I still need to be convinced, however, that the plethora of social media tools surrounding this year’s political conventions do anything except provide red meat for the people who really care anyway.
I am not on Obama’s text message list. I am not on anyone’s text message list, hopefully because it costs me ten cents every time someone sends me one (and thanks to my friends texting me from bars at all hours of the night). But to “walk the walk,” Obama announced some time ago that he was going to announce his choice for running mate FIRST via text message. This is a cool concept. It bet it got a lot of people signed up for Obama’s text list.
But, like other predictions that “the Internet is going to change everything!” The story broke before that Obama had chosen Joe Biden before he could send out his text message. Was this a real victory in convincing a whole heck of a lot of people to sign up for Obama’s text, to feel “in the loop?” Sure. Was it a great tactic to connect with younger voters (who have not shown up for the Dems in numbers that they would like in the last few elections) in a way that suits them? You bet your bippy (there goes that archaic comment from my last article again).

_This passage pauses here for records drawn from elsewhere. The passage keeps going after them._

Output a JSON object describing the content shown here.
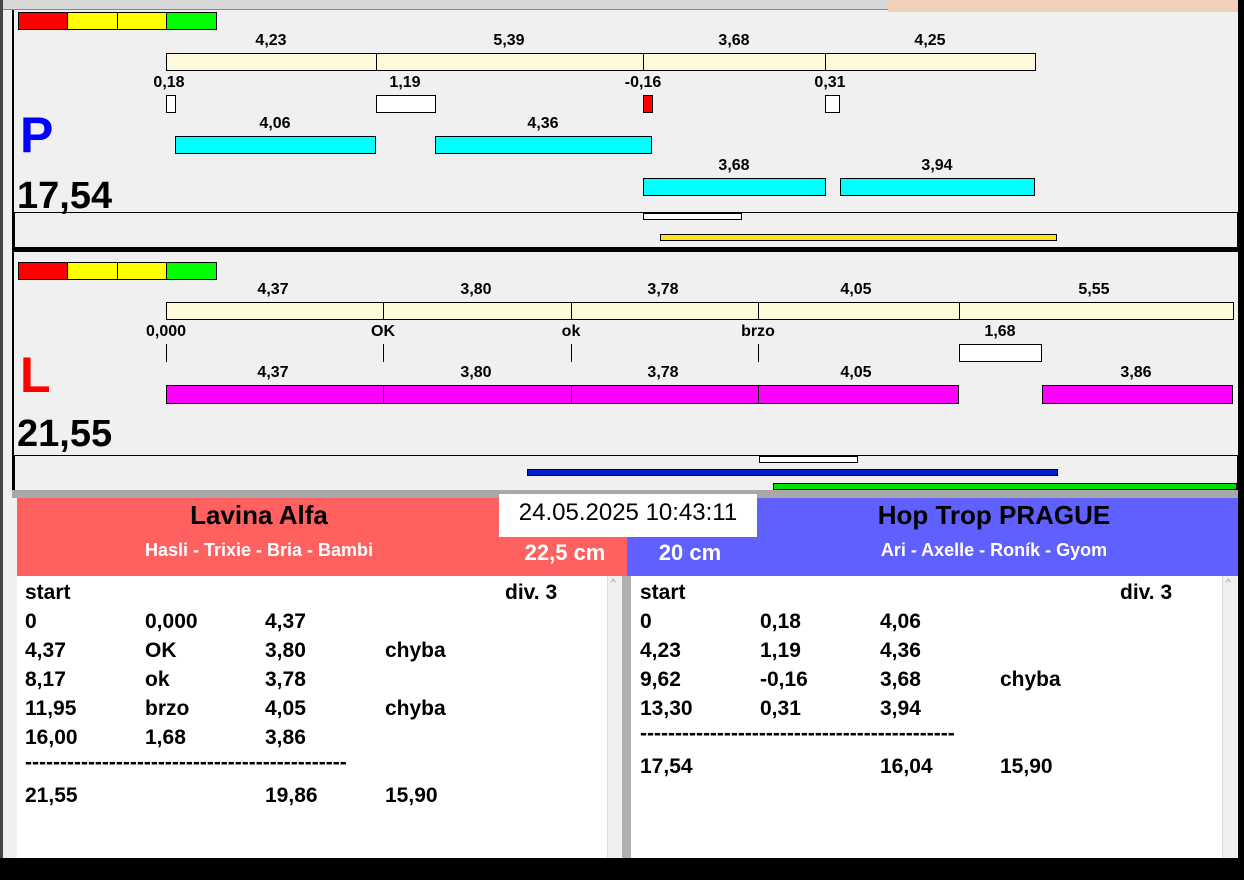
{
  "colors": {
    "red": "#ff0000",
    "yellow": "#ffff00",
    "green": "#00ff00",
    "team_left": "#ff6060",
    "team_right": "#6060ff"
  },
  "p_panel": {
    "letter": "P",
    "total": "17,54",
    "seg_labels": [
      "4,23",
      "5,39",
      "3,68",
      "4,25"
    ],
    "small_labels": [
      "0,18",
      "1,19",
      "-0,16",
      "0,31"
    ],
    "run_row1": [
      "4,06",
      "4,36"
    ],
    "run_row2": [
      "3,68",
      "3,94"
    ]
  },
  "l_panel": {
    "letter": "L",
    "total": "21,55",
    "seg_labels": [
      "4,37",
      "3,80",
      "3,78",
      "4,05",
      "5,55"
    ],
    "small_labels": [
      "0,000",
      "OK",
      "ok",
      "brzo",
      "1,68"
    ],
    "run_labels": [
      "4,37",
      "3,80",
      "3,78",
      "4,05",
      "3,86"
    ]
  },
  "timestamp": "24.05.2025 10:43:11",
  "left_team": {
    "name": "Lavina Alfa",
    "dogs": "Hasli - Trixie - Bria - Bambi",
    "height": "22,5 cm",
    "start": "start",
    "div": "div.  3",
    "rows": [
      [
        "0",
        "0,000",
        "4,37",
        ""
      ],
      [
        "4,37",
        "OK",
        "3,80",
        "chyba"
      ],
      [
        "8,17",
        "ok",
        "3,78",
        ""
      ],
      [
        "11,95",
        "brzo",
        "4,05",
        "chyba"
      ],
      [
        "16,00",
        "1,68",
        "3,86",
        ""
      ]
    ],
    "separator": "----------------------------------------------",
    "total": [
      "21,55",
      "",
      "19,86",
      "15,90"
    ]
  },
  "right_team": {
    "name": "Hop Trop PRAGUE",
    "dogs": "Ari - Axelle - Roník - Gyom",
    "height": "20 cm",
    "start": "start",
    "div": "div.  3",
    "rows": [
      [
        "0",
        "0,18",
        "4,06",
        ""
      ],
      [
        "4,23",
        "1,19",
        "4,36",
        ""
      ],
      [
        "9,62",
        "-0,16",
        "3,68",
        "chyba"
      ],
      [
        "13,30",
        "0,31",
        "3,94",
        ""
      ]
    ],
    "separator": "---------------------------------------------",
    "total": [
      "17,54",
      "",
      "16,04",
      "15,90"
    ]
  }
}
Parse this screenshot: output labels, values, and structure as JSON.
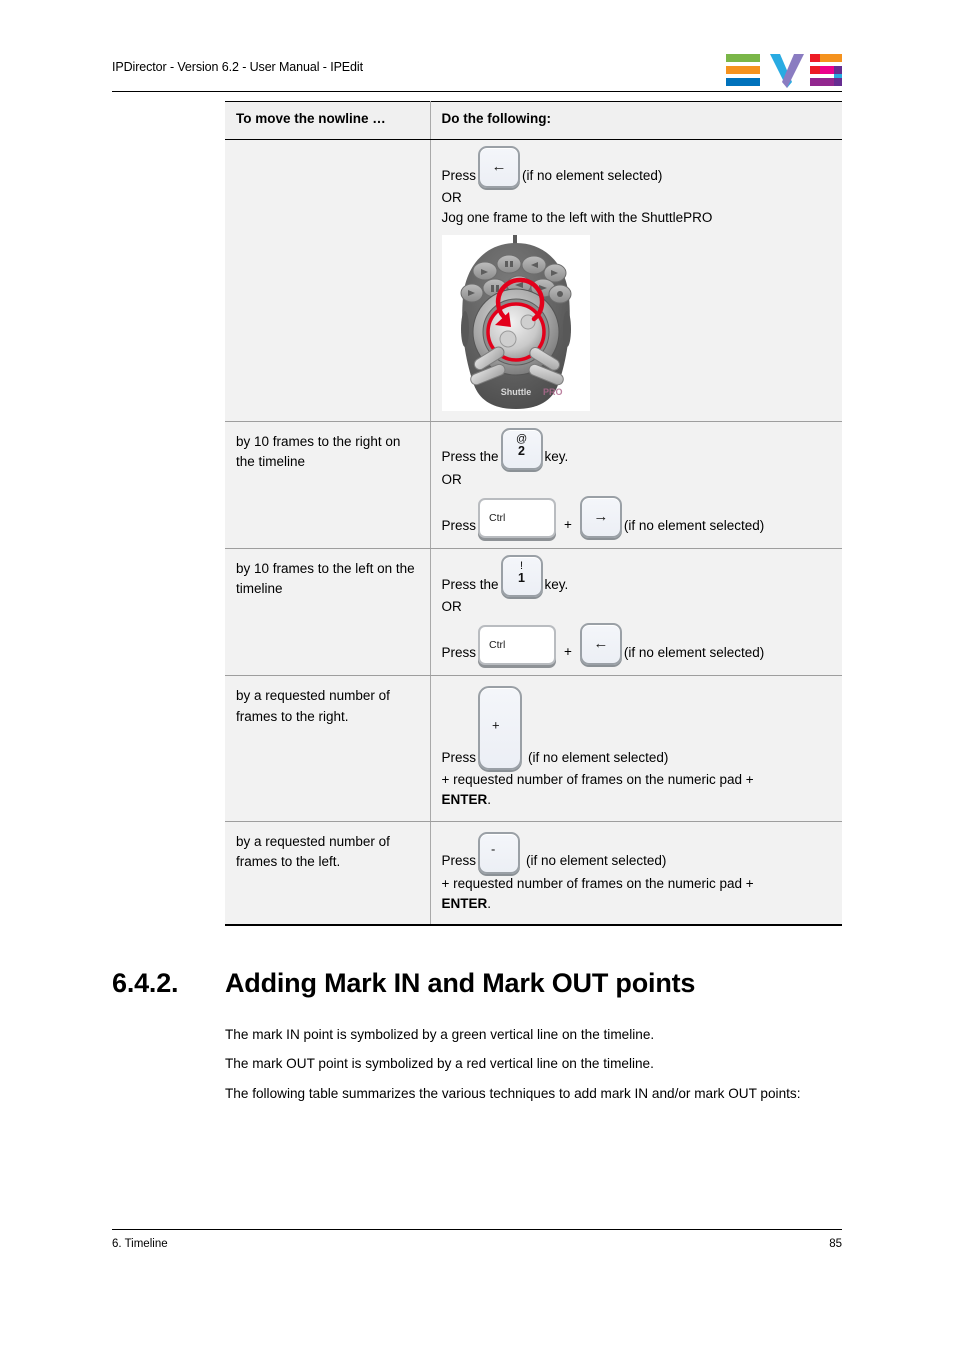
{
  "header": {
    "title": "IPDirector - Version 6.2 - User Manual - IPEdit",
    "logo_name": "EVS",
    "logo_colors": [
      "#7ab648",
      "#f5921e",
      "#0072bc",
      "#29abe2",
      "#8a7cc1",
      "#ed1c24",
      "#ec008c",
      "#f5921e",
      "#92278f",
      "#662d91"
    ]
  },
  "table": {
    "columns": [
      "To move the nowline …",
      "Do the following:"
    ],
    "rows": [
      {
        "action": "",
        "steps": {
          "press_label": "Press",
          "key": "←",
          "key_name": "left-arrow-key",
          "condition": "(if no element selected)",
          "or_label": "OR",
          "alt_text": "Jog one frame to the left with the ShuttlePRO",
          "device_label": "ShuttlePRO"
        }
      },
      {
        "action": "by 10 frames to the right on the timeline",
        "steps": {
          "press_the_label": "Press the",
          "key_top": "@",
          "key_bottom": "2",
          "key_suffix": "key.",
          "or_label": "OR",
          "press_label": "Press",
          "modifier": "Ctrl",
          "plus": "+",
          "key2": "→",
          "condition": "(if no element selected)"
        }
      },
      {
        "action": "by 10 frames to the left on the timeline",
        "steps": {
          "press_the_label": "Press the",
          "key_top": "!",
          "key_bottom": "1",
          "key_suffix": "key.",
          "or_label": "OR",
          "press_label": "Press",
          "modifier": "Ctrl",
          "plus": "+",
          "key2": "←",
          "condition": "(if no element selected)"
        }
      },
      {
        "action": "by a requested number of frames to the right.",
        "steps": {
          "press_label": "Press",
          "key": "+",
          "condition": "(if no element selected)",
          "line2": "+ requested number of frames on the numeric pad +",
          "line3_bold": "ENTER",
          "line3_tail": "."
        }
      },
      {
        "action": "by a requested number of frames to the left.",
        "steps": {
          "press_label": "Press",
          "key": "-",
          "condition": "(if no element selected)",
          "line2": "+ requested number of frames on the numeric pad +",
          "line3_bold": "ENTER",
          "line3_tail": "."
        }
      }
    ]
  },
  "section": {
    "number": "6.4.2.",
    "title": "Adding Mark IN and Mark OUT points",
    "paragraphs": [
      "The mark IN point is symbolized by a green vertical line on the timeline.",
      "The mark OUT point is symbolized by a red vertical line on the timeline.",
      "The following table summarizes the various techniques to add mark IN and/or mark OUT points:"
    ]
  },
  "footer": {
    "chapter": "6. Timeline",
    "page_number": "85"
  }
}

But was this “game changing?” No way. I live and work in Washington and have for more than 20 years and this place leaks like a sieve. If Obama thought that he would keep the secret before his announcement, he was naïve. If he and his advisers saw it as an opportunity to connect with potential voters is what will be a tight race, he was dead on.
This has been the Twitter Week From Hell for me. I am fortunate enough to have friends on both sides of the political aisle (including far left and far right) and have seen WAY too many breathless posts directed to #dnc08 (for the Democratic convention and Obama supporters), #rnc08 (for the Republican convention and McCain supporters). Reading some of the Tweets, you would think that there were two different Obama acceptance speeches that took place on Thursday night. Here are a few of my favorite tweets (leaving them anonymous):

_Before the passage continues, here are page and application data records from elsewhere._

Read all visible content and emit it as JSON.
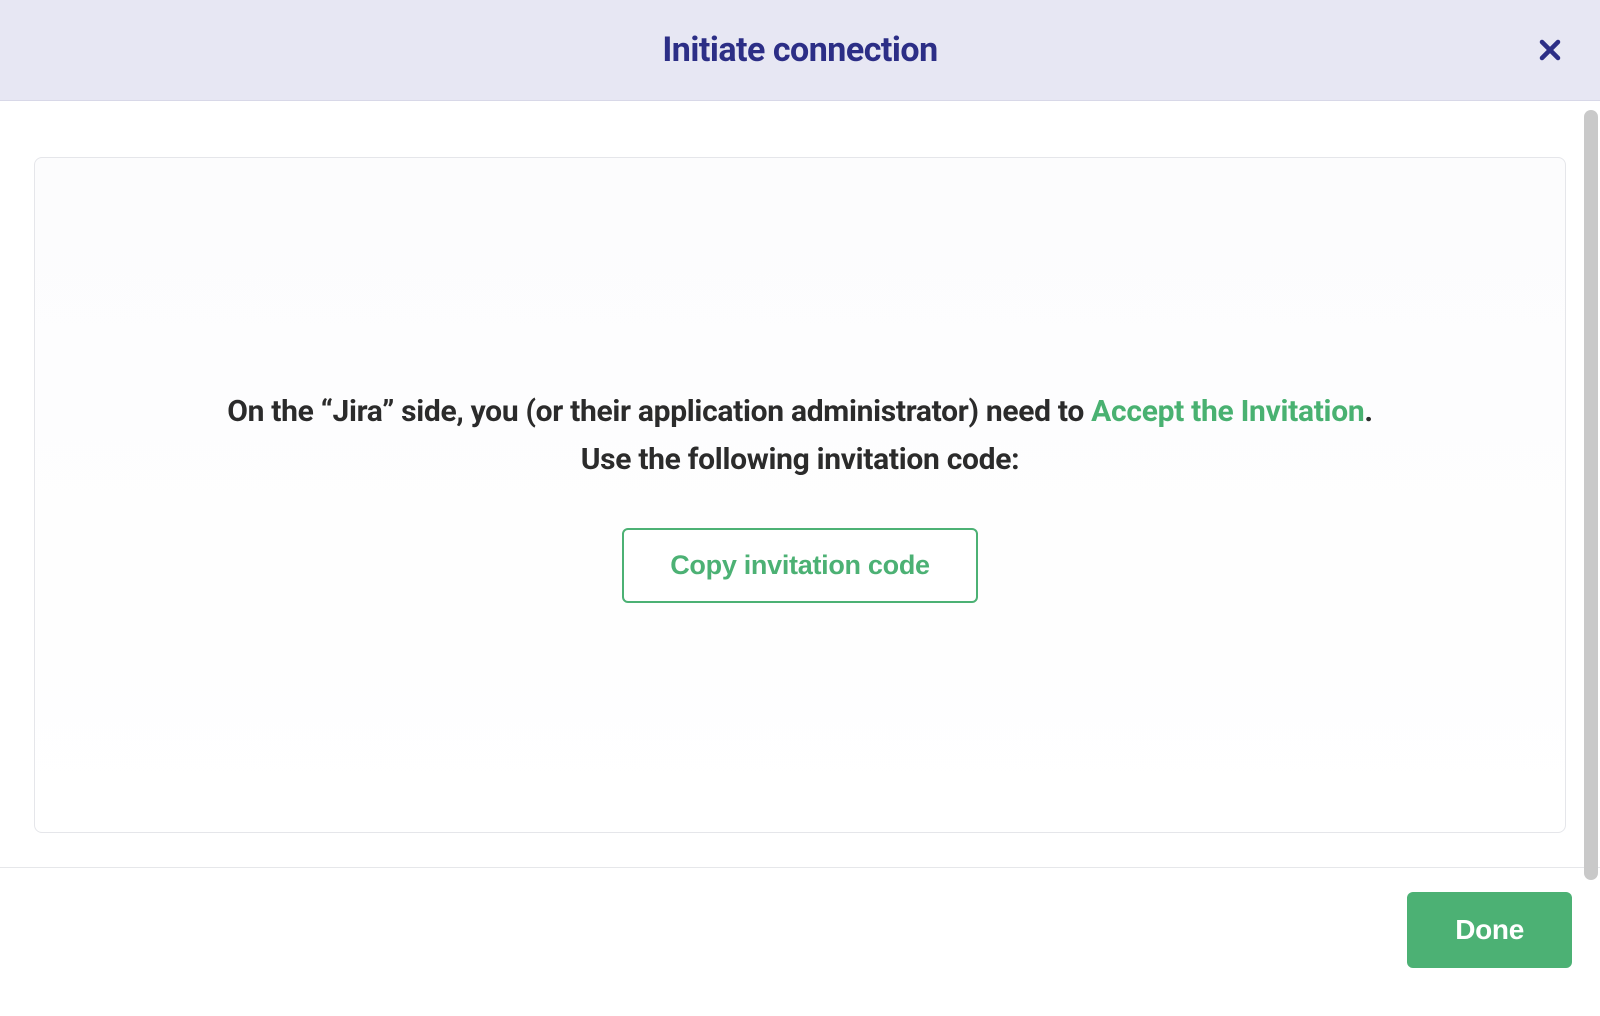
{
  "header": {
    "title": "Initiate connection"
  },
  "content": {
    "line1_prefix": "On the “Jira” side, you (or their application administrator) need to ",
    "line1_link": "Accept the Invitation",
    "line1_suffix": ".",
    "line2": "Use the following invitation code:",
    "copy_button": "Copy invitation code"
  },
  "footer": {
    "done": "Done"
  }
}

- “Just filed my last #dnc08 dispatch via Blackberry en route to the airport. What a night! I was lucky to be at Invesco.”

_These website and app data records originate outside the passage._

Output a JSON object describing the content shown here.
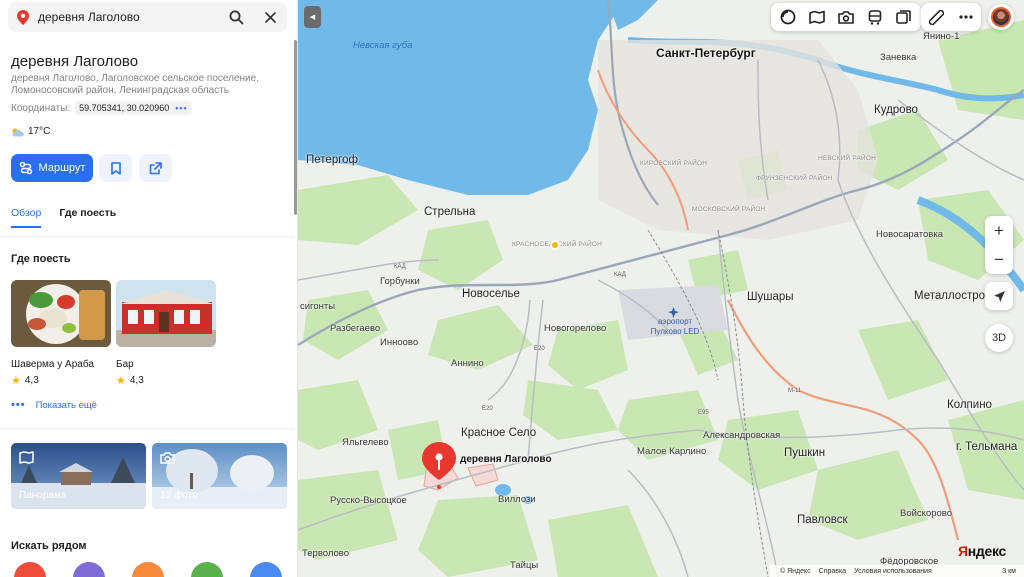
{
  "search": {
    "query": "деревня Лаголово"
  },
  "place": {
    "title": "деревня Лаголово",
    "address": "деревня Лаголово, Лаголовское сельское поселение, Ломоносовский район, Ленинградская область",
    "coords_label": "Координаты:",
    "coords_value": "59.705341, 30.020960",
    "weather": "17°C"
  },
  "actions": {
    "route_label": "Маршрут"
  },
  "tabs": [
    {
      "label": "Обзор",
      "active": true
    },
    {
      "label": "Где поесть",
      "active": false
    }
  ],
  "where_to_eat": {
    "title": "Где поесть",
    "places": [
      {
        "name": "Шаверма у Араба",
        "rating": "4,3"
      },
      {
        "name": "Бар",
        "rating": "4,3"
      }
    ],
    "show_more": "Показать ещё"
  },
  "media": {
    "panorama_label": "Панорама",
    "photos_label": "13 фото"
  },
  "nearby": {
    "title": "Искать рядом"
  },
  "map": {
    "marker_label": "деревня Лаголово",
    "labels": {
      "spb": "Санкт-Петербург",
      "neva_bay": "Невская губа",
      "peterhof": "Петергоф",
      "strelna": "Стрельна",
      "novoselye": "Новоселье",
      "gorbunki": "Горбунки",
      "razbegaevo": "Разбегаево",
      "innolovo": "Инноово",
      "annino": "Аннино",
      "novogorelovo": "Новогорелово",
      "shushary": "Шушары",
      "kudrovo": "Кудрово",
      "yanino": "Янино-1",
      "zanevka": "Заневка",
      "novosaratovka": "Новосаратовка",
      "metallostroy": "Металлострой",
      "kolpino": "Колпино",
      "pushkin": "Пушкин",
      "pavlovsk": "Павловск",
      "krasnoe_selo": "Красное Село",
      "yalgelevo": "Яльгелево",
      "russko_vysotskoe": "Русско-Высоцкое",
      "villozi": "Виллози",
      "tervolovo": "Терволово",
      "taitsy": "Тайцы",
      "maloe_karlino": "Малое Карлино",
      "aleksandrovskaya": "Александровская",
      "telmana": "г. Тельмана",
      "voyskorovo": "Войскорово",
      "fedorovskoe": "Фёдоровское",
      "sigonty": "сигонты",
      "airport": "аэропорт Пулково LED",
      "krasnoselsky": "КРАСНОСЕЛЬСКИЙ РАЙОН",
      "kirovsky": "КИРОВСКИЙ РАЙОН",
      "moskovsky": "МОСКОВСКИЙ РАЙОН",
      "frunzensky": "ФРУНЗЕНСКИЙ РАЙОН",
      "nevsky": "НЕВСКИЙ РАЙОН",
      "road_kad": "КАД",
      "road_e20": "E20",
      "road_e95": "E95",
      "road_m11": "M-11"
    },
    "brand": "Яндекс",
    "footer_links": [
      "© Яндекс",
      "Справка",
      "Условия использования"
    ],
    "scale": "3 км",
    "btn_3d": "3D"
  },
  "colors": {
    "accent": "#2b6ef0",
    "marker": "#e8372d",
    "water": "#70b9e8",
    "park": "#c9e7b3"
  }
}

- “This is why McCain wanted to wait. Less than 12 hours after Obama’s speech, the cable networks are focused on the veepstakes. #rnc08”
- “Eight is enough! . #dnc08”
- “C-SPAN caller says Obama is a socialist. Says he didn’t spend his life fighting communism to watch America go down this path. #dnc08”
- “Drudge now showing picture of McCain and Lieberman. That would be cruel. #rnc08”
Let’s think about Twitter and the conventions right now. Most of the tweets for the Dems were coming from folks on the ground in Denver and were being read by people who are interested in the knowing what’s going on on the ground in Denver. Good for them.
Most of the #rn08 tweets were either slamming Obama’s speech or talking up McCain’s “Veepstakes.” Good for them too. (Ed. note: This article was written prior to McCain’s announcement of Gov. Sarah Palin of Alaska as his running mate.)
My main point is for this to be the year in which the Internet does actually have an impact on the elections, it needs to be more than feeding red meat to your supporters. It’s great to have a bunch of echo chambers for each party as well as extra vehicles to rally supporters and increase voter turnout, but my political instincts tell me that what really matters is the middle – the people who have yet to decide in the states that are toss-ups. According to Real Clear Politics’ delegate count, there are 125 electoral votes up for grabs.
Are those people tweeting? Are those people texting? Maybe. But traditionally, most voters make up their minds in the last few weeks of the elections largely through a barrage of earned and paid media as well as presidential debates.
This year may be different, but I can’t wait to get my Twitter back and return to the serious business of who went out where last night and who forgot to feed their cat.
Mark Story works for the federal government during the day, teaches at Georgetown University at night, writes “the Intersection of Online and Offline blog,” contributes to Media Bullseye, coaches little league and sleeps infrequently. You can contact him via email or better yet, on Twitter – @mstory123. He’ll be awake.